This week I was also reminded that we are working together and sharing space between Church of the Cross, Shelbourne Community Kitchen, and Luther Court/Community Health Centre. There has been an increased interest in cycling among people between our groups. Our single bike rack was getting cramped with all the bikes locked up during the day. And so thanks to the Kitchen for letting us install an extra bike rack donated to them. Thanks to Erik of the church for installing it. And then thanks to Chelsea the community coordinator at the Community Health Clinic when someone left broken glass the day after the new rack was installed. When I arrived at church by bike I didn’t see any trace of the broken glass. And her e-mail served as a helpful reminder that our three groups are already working together, sharing resources, and encouraging one another in our various missions serving neighbours. In response to a discouraging event around the broken glass, our community bonds were strengthened. That is a takeaway that community is a strength and following all the restrictions and lockdowns we need to value it, build it up, and not take it for granted.

Proclaiming Christ Crucified

Increasingly we live in a world in which a lot of people care less about denominations and more about what individual congregations are doing proclaiming the gospel while building community. The old days of boosting denominations, defending turf, no longer make sense. In many people’s minds is there is little different between Lutheran, Anglican, United,  Presbyterian, or even evangelical and non-denominational for that matter.

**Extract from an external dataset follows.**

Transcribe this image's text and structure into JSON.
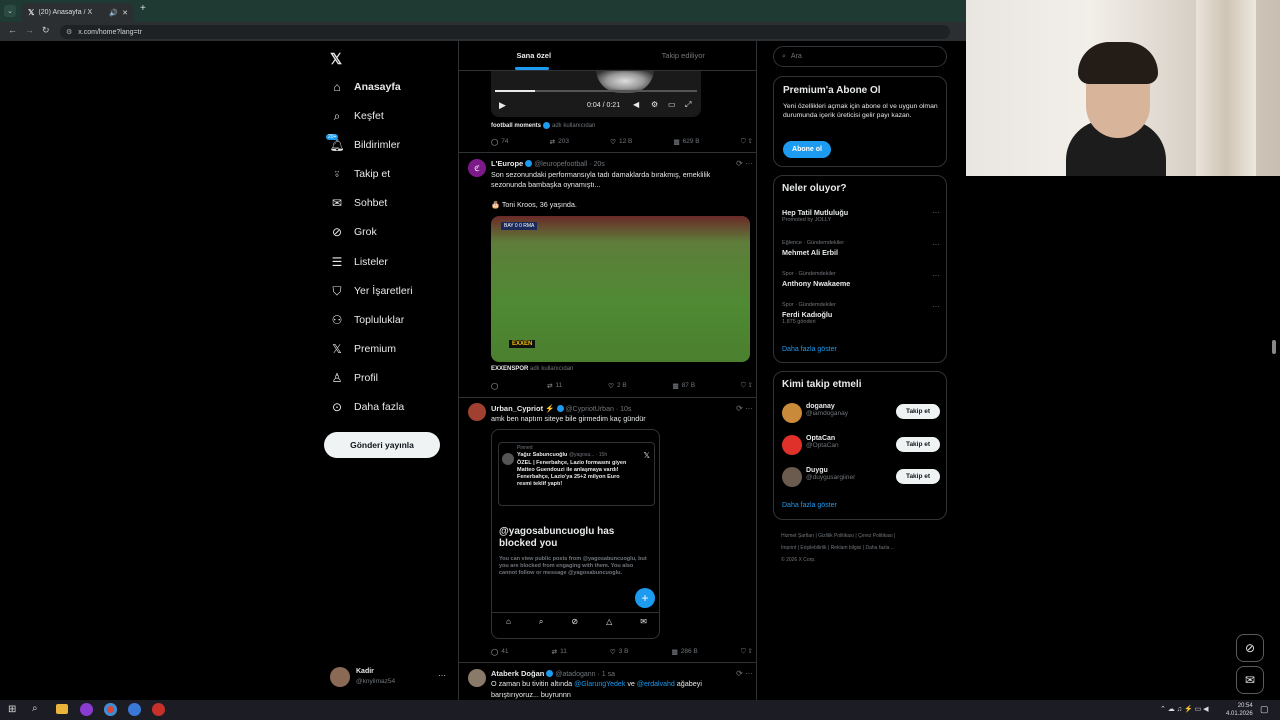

What matters is how are we proclaiming Christ crucified and living out our faith as followers of Jesus. We continue to preserve what is valuable in Lutheran theology. But that is different from putting our energy into saving denominations and church structures. Denominations and church structures will flourish by embracing the Easter message of undergoing death and resurrection. By letting go of old attachments, old rivalries, old metrics, and becoming communities rooted in the mystery of Jesus’ resurrection in ways that speak to people today.

What do you value about Christian community. What proclamation of the gospel speaks to you? How you answer this question matters because we want you to be part of how the Easter gospel is proclaimed here at Church of the Cross. 

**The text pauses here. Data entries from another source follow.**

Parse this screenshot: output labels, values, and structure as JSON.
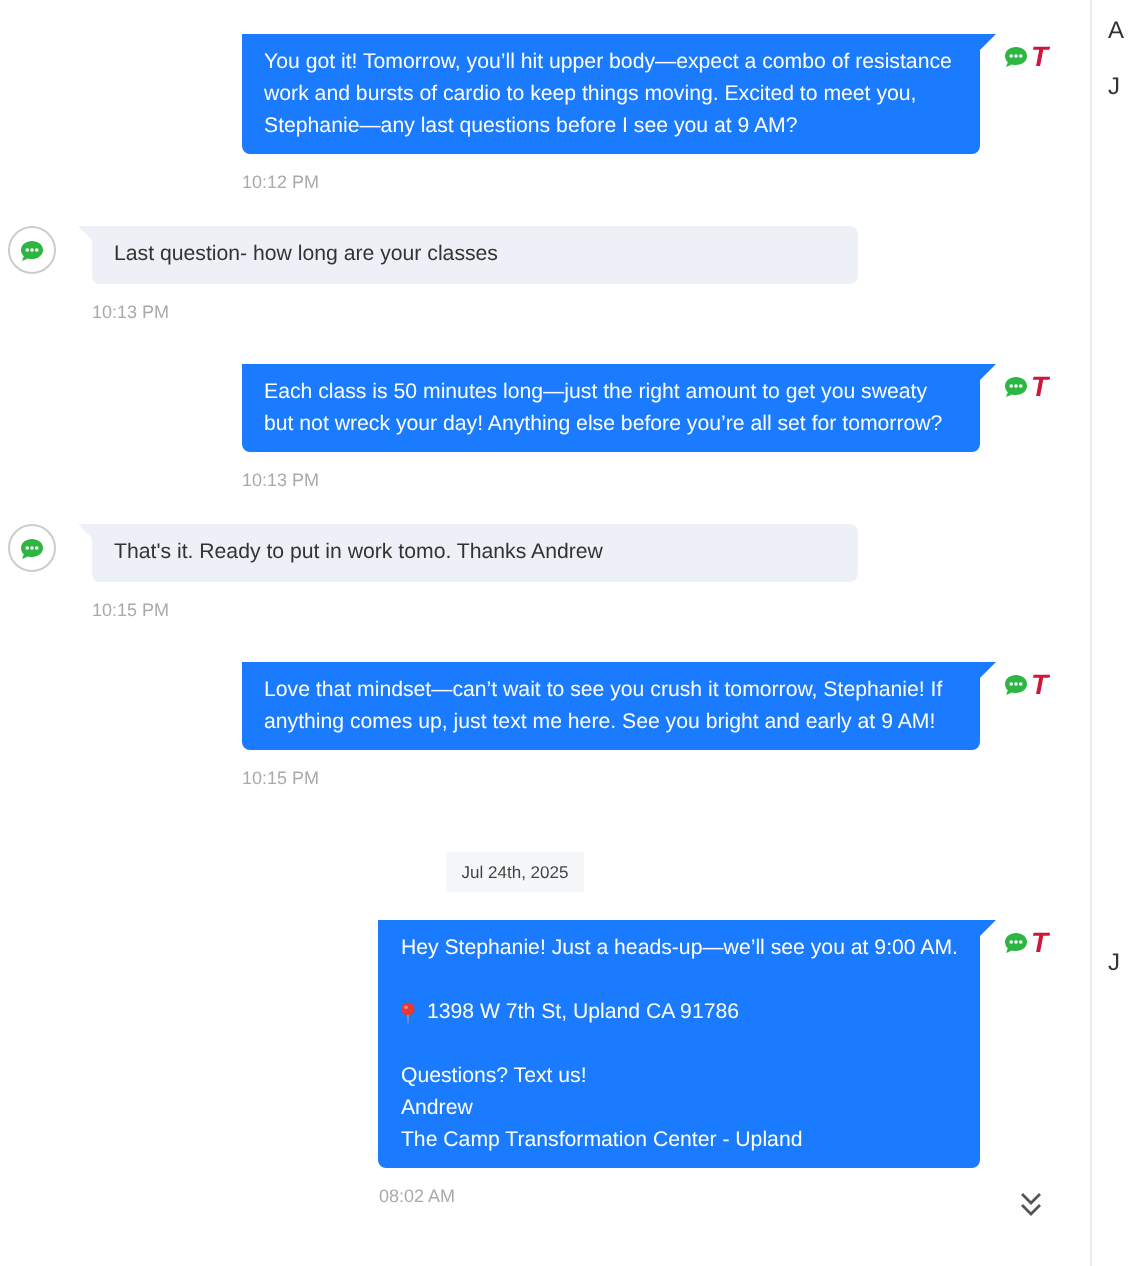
{
  "messages": [
    {
      "kind": "outgoing",
      "channel_mark": "T",
      "blocks": [
        {
          "kind": "text",
          "text": "You got it! Tomorrow, you’ll hit upper body—expect a combo of resistance work and bursts of cardio to keep things moving. Excited to meet you, Stephanie—any last questions before I see you at 9 AM?"
        }
      ],
      "time": "10:12 PM"
    },
    {
      "kind": "incoming",
      "blocks": [
        {
          "kind": "text",
          "text": "Last question- how long are your classes"
        }
      ],
      "time": "10:13 PM"
    },
    {
      "kind": "outgoing",
      "channel_mark": "T",
      "blocks": [
        {
          "kind": "text",
          "text": "Each class is 50 minutes long—just the right amount to get you sweaty but not wreck your day! Anything else before you’re all set for tomorrow?"
        }
      ],
      "time": "10:13 PM"
    },
    {
      "kind": "incoming",
      "blocks": [
        {
          "kind": "text",
          "text": "That's it. Ready to put in work tomo. Thanks Andrew"
        }
      ],
      "time": "10:15 PM"
    },
    {
      "kind": "outgoing",
      "channel_mark": "T",
      "blocks": [
        {
          "kind": "text",
          "text": "Love that mindset—can’t wait to see you crush it tomorrow, Stephanie! If anything comes up, just text me here. See you bright and early at 9 AM!"
        }
      ],
      "time": "10:15 PM"
    },
    {
      "kind": "date",
      "text": "Jul 24th, 2025"
    },
    {
      "kind": "outgoing",
      "channel_mark": "T",
      "blocks": [
        {
          "kind": "text",
          "text": "Hey Stephanie! Just a heads-up—we’ll see you at 9:00 AM."
        },
        {
          "kind": "location",
          "text": "1398 W 7th St, Upland CA 91786"
        },
        {
          "kind": "text",
          "text": "Questions? Text us!\nAndrew\nThe Camp Transformation Center - Upland"
        }
      ],
      "time": "08:02 AM"
    }
  ],
  "side_panel": [
    {
      "text": "A"
    },
    {
      "text": "J"
    },
    {
      "text": "J"
    }
  ]
}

Jesus tells the disciples, “As the Father has sent me, so I send you.” Jesus is speaking to us. Jesus sends us into the world to share the gospel. And it doesn’t matter how long or how short you have been in this community. Even if you’re just visiting today. You’re already taking this message of divine love and sharing it with others, sent out into the world following worship. That’s why we call the last part of worship the Sending. Jesus is actively sending us out to proclaim a message of peace. For all of us to let go of fears and to embrace love and community. Together with Thomas we too encounter the risen Christ and proclaim, “My Lord and my God.” Amen.